* **Work task**
Return the records exactly, please. Every line should match.
BEGIN
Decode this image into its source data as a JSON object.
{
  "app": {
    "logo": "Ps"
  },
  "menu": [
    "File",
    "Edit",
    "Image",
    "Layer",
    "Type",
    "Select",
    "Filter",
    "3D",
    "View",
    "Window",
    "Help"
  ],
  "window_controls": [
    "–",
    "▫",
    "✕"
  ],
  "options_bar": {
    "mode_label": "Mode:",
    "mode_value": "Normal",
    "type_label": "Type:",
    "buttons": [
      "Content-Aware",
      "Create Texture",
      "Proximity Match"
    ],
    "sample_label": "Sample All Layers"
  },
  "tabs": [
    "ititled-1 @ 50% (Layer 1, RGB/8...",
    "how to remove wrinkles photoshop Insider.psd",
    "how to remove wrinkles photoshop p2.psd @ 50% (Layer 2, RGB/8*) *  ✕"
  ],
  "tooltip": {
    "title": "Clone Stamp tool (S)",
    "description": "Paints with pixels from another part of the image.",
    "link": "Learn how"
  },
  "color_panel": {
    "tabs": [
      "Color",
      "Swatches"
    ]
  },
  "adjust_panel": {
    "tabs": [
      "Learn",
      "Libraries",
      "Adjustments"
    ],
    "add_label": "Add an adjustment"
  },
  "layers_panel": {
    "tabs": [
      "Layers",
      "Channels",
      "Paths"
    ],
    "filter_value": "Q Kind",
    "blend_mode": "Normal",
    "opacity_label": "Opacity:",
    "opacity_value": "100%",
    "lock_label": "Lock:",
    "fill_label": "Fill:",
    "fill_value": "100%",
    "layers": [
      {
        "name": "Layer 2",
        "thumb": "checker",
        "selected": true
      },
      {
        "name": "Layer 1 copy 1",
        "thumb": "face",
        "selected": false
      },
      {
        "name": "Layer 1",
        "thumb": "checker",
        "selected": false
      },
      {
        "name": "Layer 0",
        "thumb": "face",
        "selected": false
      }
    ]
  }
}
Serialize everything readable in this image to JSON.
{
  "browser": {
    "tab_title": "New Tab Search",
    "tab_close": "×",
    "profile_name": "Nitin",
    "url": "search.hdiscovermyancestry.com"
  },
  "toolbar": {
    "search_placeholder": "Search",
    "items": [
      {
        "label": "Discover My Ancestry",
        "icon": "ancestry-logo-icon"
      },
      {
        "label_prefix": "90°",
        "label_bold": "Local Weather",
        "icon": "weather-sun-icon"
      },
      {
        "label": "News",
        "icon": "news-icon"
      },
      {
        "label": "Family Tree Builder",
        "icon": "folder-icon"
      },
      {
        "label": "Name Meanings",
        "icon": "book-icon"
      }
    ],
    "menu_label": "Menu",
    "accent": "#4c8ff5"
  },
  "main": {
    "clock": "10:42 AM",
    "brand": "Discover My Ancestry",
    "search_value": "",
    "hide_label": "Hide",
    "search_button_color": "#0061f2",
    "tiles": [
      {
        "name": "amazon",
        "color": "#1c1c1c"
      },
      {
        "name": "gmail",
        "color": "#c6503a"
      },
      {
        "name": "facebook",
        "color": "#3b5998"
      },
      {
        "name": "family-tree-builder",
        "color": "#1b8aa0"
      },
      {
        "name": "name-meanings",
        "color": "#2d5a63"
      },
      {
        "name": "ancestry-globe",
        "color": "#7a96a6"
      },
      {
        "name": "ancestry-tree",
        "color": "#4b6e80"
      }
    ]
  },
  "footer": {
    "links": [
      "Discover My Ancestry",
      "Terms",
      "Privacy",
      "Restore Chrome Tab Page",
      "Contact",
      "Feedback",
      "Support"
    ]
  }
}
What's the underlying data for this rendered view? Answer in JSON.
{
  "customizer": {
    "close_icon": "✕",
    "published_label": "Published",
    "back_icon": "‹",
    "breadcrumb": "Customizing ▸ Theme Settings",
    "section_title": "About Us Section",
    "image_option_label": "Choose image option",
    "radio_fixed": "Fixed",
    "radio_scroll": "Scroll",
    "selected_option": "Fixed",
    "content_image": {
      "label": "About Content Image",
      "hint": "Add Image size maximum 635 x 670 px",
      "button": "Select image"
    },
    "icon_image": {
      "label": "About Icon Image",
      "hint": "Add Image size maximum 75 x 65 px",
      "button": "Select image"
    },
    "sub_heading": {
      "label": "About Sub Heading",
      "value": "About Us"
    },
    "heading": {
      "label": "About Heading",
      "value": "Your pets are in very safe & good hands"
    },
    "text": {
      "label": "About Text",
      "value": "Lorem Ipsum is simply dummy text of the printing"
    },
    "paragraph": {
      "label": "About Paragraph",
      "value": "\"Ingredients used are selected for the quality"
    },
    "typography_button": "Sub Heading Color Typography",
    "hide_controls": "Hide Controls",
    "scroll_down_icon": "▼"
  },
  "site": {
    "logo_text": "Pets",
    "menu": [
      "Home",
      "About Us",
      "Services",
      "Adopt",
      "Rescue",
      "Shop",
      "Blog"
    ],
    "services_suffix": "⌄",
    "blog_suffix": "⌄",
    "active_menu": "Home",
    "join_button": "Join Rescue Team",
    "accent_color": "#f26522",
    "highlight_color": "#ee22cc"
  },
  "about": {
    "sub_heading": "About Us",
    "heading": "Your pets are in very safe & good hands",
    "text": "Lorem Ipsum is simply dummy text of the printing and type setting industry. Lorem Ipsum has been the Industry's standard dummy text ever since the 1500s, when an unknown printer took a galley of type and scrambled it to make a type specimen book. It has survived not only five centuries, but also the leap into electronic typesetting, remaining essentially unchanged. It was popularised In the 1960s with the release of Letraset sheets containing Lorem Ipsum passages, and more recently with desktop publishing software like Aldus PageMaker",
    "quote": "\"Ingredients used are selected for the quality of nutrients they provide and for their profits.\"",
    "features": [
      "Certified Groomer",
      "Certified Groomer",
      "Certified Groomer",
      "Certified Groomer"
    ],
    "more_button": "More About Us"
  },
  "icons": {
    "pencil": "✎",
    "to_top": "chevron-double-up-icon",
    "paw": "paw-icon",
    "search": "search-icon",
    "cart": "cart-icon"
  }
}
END
* **Exercise output**
Decode this image into its source data as a JSON object.
{
  "app": {
    "logo": "Ps"
  },
  "menu": [
    "File",
    "Edit",
    "Image",
    "Layer",
    "Type",
    "Select",
    "Filter",
    "3D",
    "View",
    "Window",
    "Help"
  ],
  "window_controls": [
    "–",
    "▫",
    "✕"
  ],
  "options_bar": {
    "mode_label": "Mode:",
    "mode_value": "Normal",
    "type_label": "Type:",
    "buttons": [
      "Content-Aware",
      "Create Texture",
      "Proximity Match"
    ],
    "sample_label": "Sample All Layers"
  },
  "tabs": [
    "ititled-1 @ 50% (Layer 1, RGB/8...",
    "how to remove wrinkles photoshop Insider.psd",
    "how to remove wrinkles photoshop p2.psd @ 50% (Layer 2, RGB/8*) *  ✕"
  ],
  "tooltip": {
    "title": "Clone Stamp tool (S)",
    "description": "Paints with pixels from another part of the image.",
    "link": "Learn how"
  },
  "color_panel": {
    "tabs": [
      "Color",
      "Swatches"
    ]
  },
  "adjust_panel": {
    "tabs": [
      "Learn",
      "Libraries",
      "Adjustments"
    ],
    "add_label": "Add an adjustment"
  },
  "layers_panel": {
    "tabs": [
      "Layers",
      "Channels",
      "Paths"
    ],
    "filter_value": "Q Kind",
    "blend_mode": "Normal",
    "opacity_label": "Opacity:",
    "opacity_value": "100%",
    "lock_label": "Lock:",
    "fill_label": "Fill:",
    "fill_value": "100%",
    "layers": [
      {
        "name": "Layer 2",
        "thumb": "checker",
        "selected": true
      },
      {
        "name": "Layer 1 copy 1",
        "thumb": "face",
        "selected": false
      },
      {
        "name": "Layer 1",
        "thumb": "checker",
        "selected": false
      },
      {
        "name": "Layer 0",
        "thumb": "face",
        "selected": false
      }
    ]
  }
}
Serialize everything readable in this image to JSON.
{
  "browser": {
    "tab_title": "New Tab Search",
    "tab_close": "×",
    "profile_name": "Nitin",
    "url": "search.hdiscovermyancestry.com"
  },
  "toolbar": {
    "search_placeholder": "Search",
    "items": [
      {
        "label": "Discover My Ancestry",
        "icon": "ancestry-logo-icon"
      },
      {
        "label_prefix": "90°",
        "label_bold": "Local Weather",
        "icon": "weather-sun-icon"
      },
      {
        "label": "News",
        "icon": "news-icon"
      },
      {
        "label": "Family Tree Builder",
        "icon": "folder-icon"
      },
      {
        "label": "Name Meanings",
        "icon": "book-icon"
      }
    ],
    "menu_label": "Menu",
    "accent": "#4c8ff5"
  },
  "main": {
    "clock": "10:42 AM",
    "brand": "Discover My Ancestry",
    "search_value": "",
    "hide_label": "Hide",
    "search_button_color": "#0061f2",
    "tiles": [
      {
        "name": "amazon",
        "color": "#1c1c1c"
      },
      {
        "name": "gmail",
        "color": "#c6503a"
      },
      {
        "name": "facebook",
        "color": "#3b5998"
      },
      {
        "name": "family-tree-builder",
        "color": "#1b8aa0"
      },
      {
        "name": "name-meanings",
        "color": "#2d5a63"
      },
      {
        "name": "ancestry-globe",
        "color": "#7a96a6"
      },
      {
        "name": "ancestry-tree",
        "color": "#4b6e80"
      }
    ]
  },
  "footer": {
    "links": [
      "Discover My Ancestry",
      "Terms",
      "Privacy",
      "Restore Chrome Tab Page",
      "Contact",
      "Feedback",
      "Support"
    ]
  }
}
What's the underlying data for this rendered view? Answer in JSON.
{
  "customizer": {
    "close_icon": "✕",
    "published_label": "Published",
    "back_icon": "‹",
    "breadcrumb": "Customizing ▸ Theme Settings",
    "section_title": "About Us Section",
    "image_option_label": "Choose image option",
    "radio_fixed": "Fixed",
    "radio_scroll": "Scroll",
    "selected_option": "Fixed",
    "content_image": {
      "label": "About Content Image",
      "hint": "Add Image size maximum 635 x 670 px",
      "button": "Select image"
    },
    "icon_image": {
      "label": "About Icon Image",
      "hint": "Add Image size maximum 75 x 65 px",
      "button": "Select image"
    },
    "sub_heading": {
      "label": "About Sub Heading",
      "value": "About Us"
    },
    "heading": {
      "label": "About Heading",
      "value": "Your pets are in very safe & good hands"
    },
    "text": {
      "label": "About Text",
      "value": "Lorem Ipsum is simply dummy text of the printing"
    },
    "paragraph": {
      "label": "About Paragraph",
      "value": "\"Ingredients used are selected for the quality"
    },
    "typography_button": "Sub Heading Color Typography",
    "hide_controls": "Hide Controls",
    "scroll_down_icon": "▼"
  },
  "site": {
    "logo_text": "Pets",
    "menu": [
      "Home",
      "About Us",
      "Services",
      "Adopt",
      "Rescue",
      "Shop",
      "Blog"
    ],
    "services_suffix": "⌄",
    "blog_suffix": "⌄",
    "active_menu": "Home",
    "join_button": "Join Rescue Team",
    "accent_color": "#f26522",
    "highlight_color": "#ee22cc"
  },
  "about": {
    "sub_heading": "About Us",
    "heading": "Your pets are in very safe & good hands",
    "text": "Lorem Ipsum is simply dummy text of the printing and type setting industry. Lorem Ipsum has been the Industry's standard dummy text ever since the 1500s, when an unknown printer took a galley of type and scrambled it to make a type specimen book. It has survived not only five centuries, but also the leap into electronic typesetting, remaining essentially unchanged. It was popularised In the 1960s with the release of Letraset sheets containing Lorem Ipsum passages, and more recently with desktop publishing software like Aldus PageMaker",
    "quote": "\"Ingredients used are selected for the quality of nutrients they provide and for their profits.\"",
    "features": [
      "Certified Groomer",
      "Certified Groomer",
      "Certified Groomer",
      "Certified Groomer"
    ],
    "more_button": "More About Us"
  },
  "icons": {
    "pencil": "✎",
    "to_top": "chevron-double-up-icon",
    "paw": "paw-icon",
    "search": "search-icon",
    "cart": "cart-icon"
  }
}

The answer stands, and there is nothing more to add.